* TASK DETAILS *
Without the pictures, retype each line below exactly as it stands.

--------------------

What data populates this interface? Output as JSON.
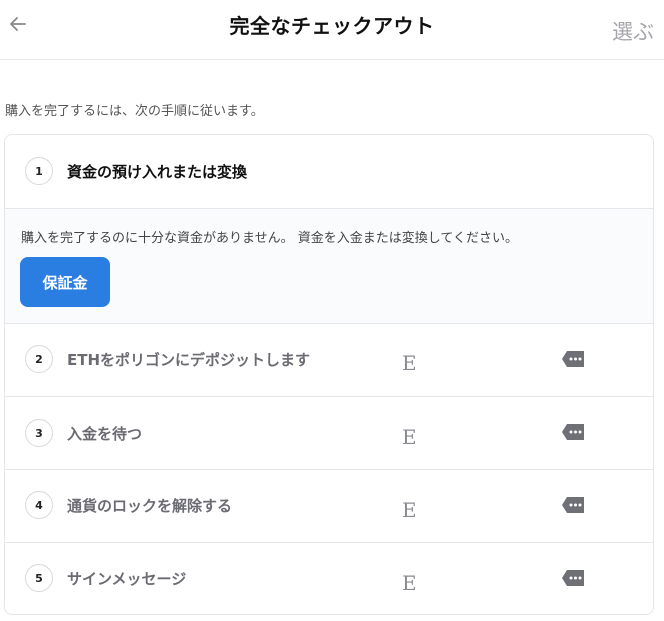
{
  "header": {
    "title": "完全なチェックアウト",
    "action_label": "選ぶ"
  },
  "intro": "購入を完了するには、次の手順に従います。",
  "steps": [
    {
      "number": "1",
      "label": "資金の預け入れまたは変換",
      "message": "購入を完了するのに十分な資金がありません。 資金を入金または変換してください。",
      "button_label": "保証金"
    },
    {
      "number": "2",
      "label": "ETHをポリゴンにデポジットします",
      "status": "E"
    },
    {
      "number": "3",
      "label": "入金を待つ",
      "status": "E"
    },
    {
      "number": "4",
      "label": "通貨のロックを解除する",
      "status": "E"
    },
    {
      "number": "5",
      "label": "サインメッセージ",
      "status": "E"
    }
  ],
  "icons": {
    "back": "arrow-left-icon",
    "menu": "more-tag-icon"
  },
  "colors": {
    "accent": "#2a7de1",
    "muted_text": "#6b6b72",
    "border": "#e6e6ea"
  }
}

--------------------

* TASK SOLUTION *
What data populates this interface? Output as JSON.
{
  "header": {
    "title": "完全なチェックアウト",
    "action_label": "選ぶ"
  },
  "intro": "購入を完了するには、次の手順に従います。",
  "steps": [
    {
      "number": "1",
      "label": "資金の預け入れまたは変換",
      "message": "購入を完了するのに十分な資金がありません。 資金を入金または変換してください。",
      "button_label": "保証金"
    },
    {
      "number": "2",
      "label": "ETHをポリゴンにデポジットします",
      "status": "E"
    },
    {
      "number": "3",
      "label": "入金を待つ",
      "status": "E"
    },
    {
      "number": "4",
      "label": "通貨のロックを解除する",
      "status": "E"
    },
    {
      "number": "5",
      "label": "サインメッセージ",
      "status": "E"
    }
  ],
  "icons": {
    "back": "arrow-left-icon",
    "menu": "more-tag-icon"
  },
  "colors": {
    "accent": "#2a7de1",
    "muted_text": "#6b6b72",
    "border": "#e6e6ea"
  }
}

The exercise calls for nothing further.